**WHAT IS EXPECTED**
State the number of lines in these records that include the word "title", and add nothing to it.

**PROVIDED MATERIAL**

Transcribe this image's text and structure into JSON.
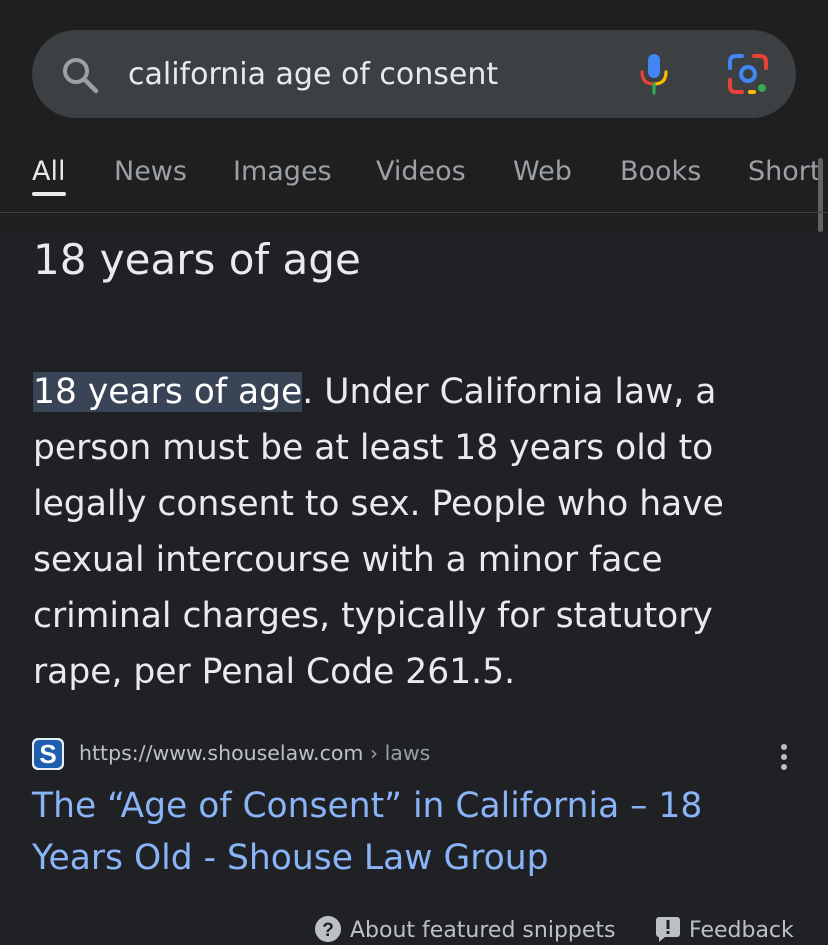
{
  "search": {
    "query": "california age of consent"
  },
  "tabs": [
    {
      "label": "All",
      "active": true
    },
    {
      "label": "News"
    },
    {
      "label": "Images"
    },
    {
      "label": "Videos"
    },
    {
      "label": "Web"
    },
    {
      "label": "Books"
    },
    {
      "label": "Short"
    }
  ],
  "featured_snippet": {
    "answer": "18 years of age",
    "highlight": "18 years of age",
    "body": ". Under California law, a person must be at least 18 years old to legally consent to sex. People who have sexual intercourse with a minor face criminal charges, typically for statutory rape, per Penal Code 261.5."
  },
  "source": {
    "url": "https://www.shouselaw.com",
    "breadcrumb": " › laws",
    "favicon_letter": "S",
    "title": "The “Age of Consent” in California – 18 Years Old - Shouse Law Group"
  },
  "footer": {
    "about": "About featured snippets",
    "feedback": "Feedback"
  },
  "icons": {
    "search": "search-icon",
    "mic": "mic-icon",
    "lens": "lens-icon",
    "kebab": "more-vert-icon",
    "help": "help-icon",
    "feedback": "feedback-icon"
  },
  "colors": {
    "background": "#202124",
    "link": "#8ab4f8",
    "highlight": "#394457"
  }
}
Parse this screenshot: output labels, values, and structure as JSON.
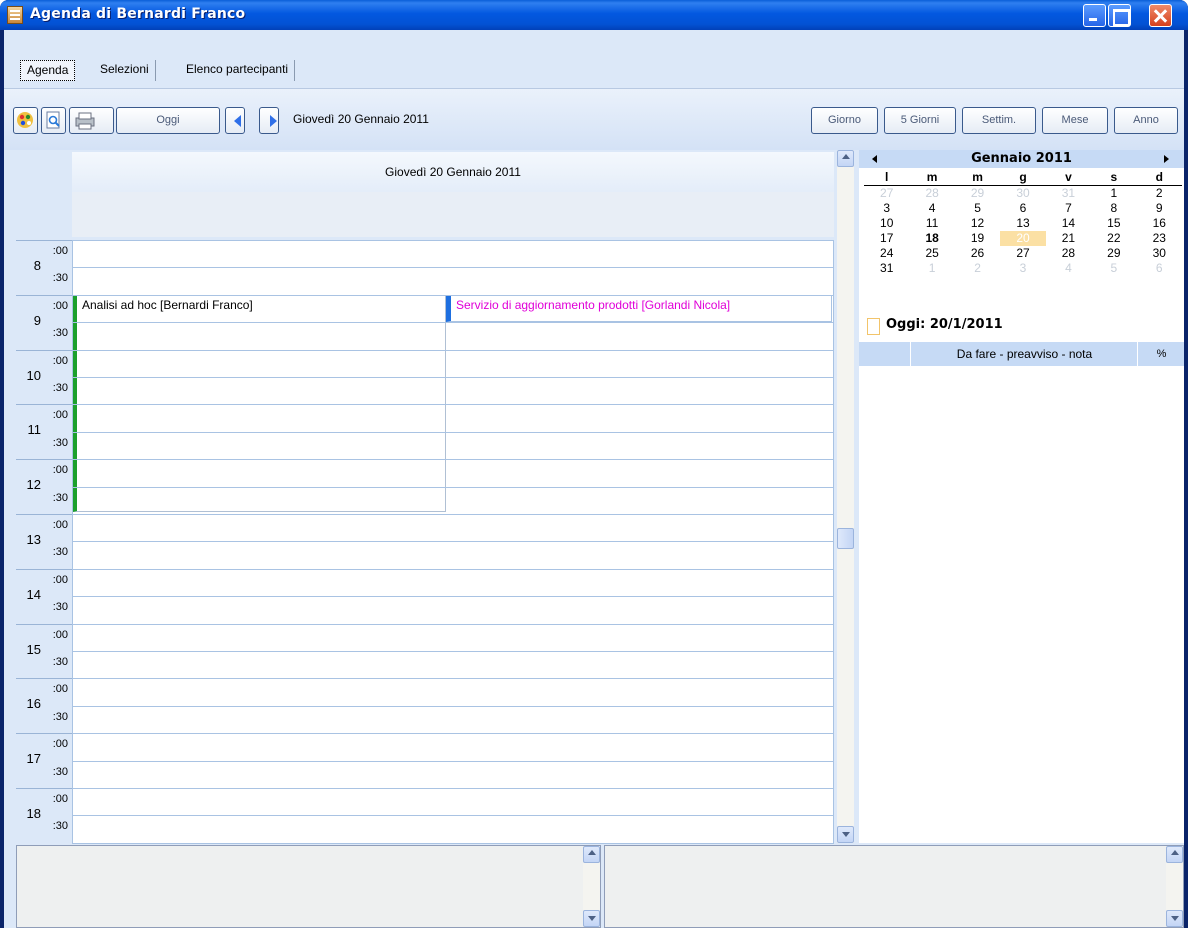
{
  "window": {
    "title": "Agenda di Bernardi Franco"
  },
  "tabs": [
    {
      "label": "Agenda"
    },
    {
      "label": "Selezioni"
    },
    {
      "label": "Elenco partecipanti"
    }
  ],
  "toolbar": {
    "today_label": "Oggi",
    "current_date": "Giovedì 20 Gennaio 2011",
    "view_buttons": [
      {
        "label": "Giorno"
      },
      {
        "label": "5 Giorni"
      },
      {
        "label": "Settim."
      },
      {
        "label": "Mese"
      },
      {
        "label": "Anno"
      }
    ]
  },
  "dayview": {
    "header": "Giovedì 20 Gennaio 2011",
    "hours": [
      "8",
      "9",
      "10",
      "11",
      "12",
      "13",
      "14",
      "15",
      "16",
      "17",
      "18"
    ],
    "minutes": [
      ":00",
      ":30"
    ],
    "events": [
      {
        "title": "Analisi ad hoc  [Bernardi Franco]",
        "start": "9:00",
        "end": "13:00",
        "color": "#1ca02c"
      },
      {
        "title": "Servizio di aggiornamento prodotti  [Gorlandi Nicola]",
        "start": "9:00",
        "end": "9:30",
        "color": "#1e6fe0",
        "text_color": "#e000d8"
      }
    ]
  },
  "calendar": {
    "month": "Gennaio 2011",
    "weekdays": [
      "l",
      "m",
      "m",
      "g",
      "v",
      "s",
      "d"
    ],
    "weeks": [
      [
        "27",
        "28",
        "29",
        "30",
        "31",
        "1",
        "2"
      ],
      [
        "3",
        "4",
        "5",
        "6",
        "7",
        "8",
        "9"
      ],
      [
        "10",
        "11",
        "12",
        "13",
        "14",
        "15",
        "16"
      ],
      [
        "17",
        "18",
        "19",
        "20",
        "21",
        "22",
        "23"
      ],
      [
        "24",
        "25",
        "26",
        "27",
        "28",
        "29",
        "30"
      ],
      [
        "31",
        "1",
        "2",
        "3",
        "4",
        "5",
        "6"
      ]
    ],
    "selected_day": "20",
    "bold_day": "18",
    "today_label": "Oggi: 20/1/2011"
  },
  "todo": {
    "columns": [
      "",
      "Da fare - preavviso - nota",
      "%"
    ]
  }
}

**TASK SOLUTION**
4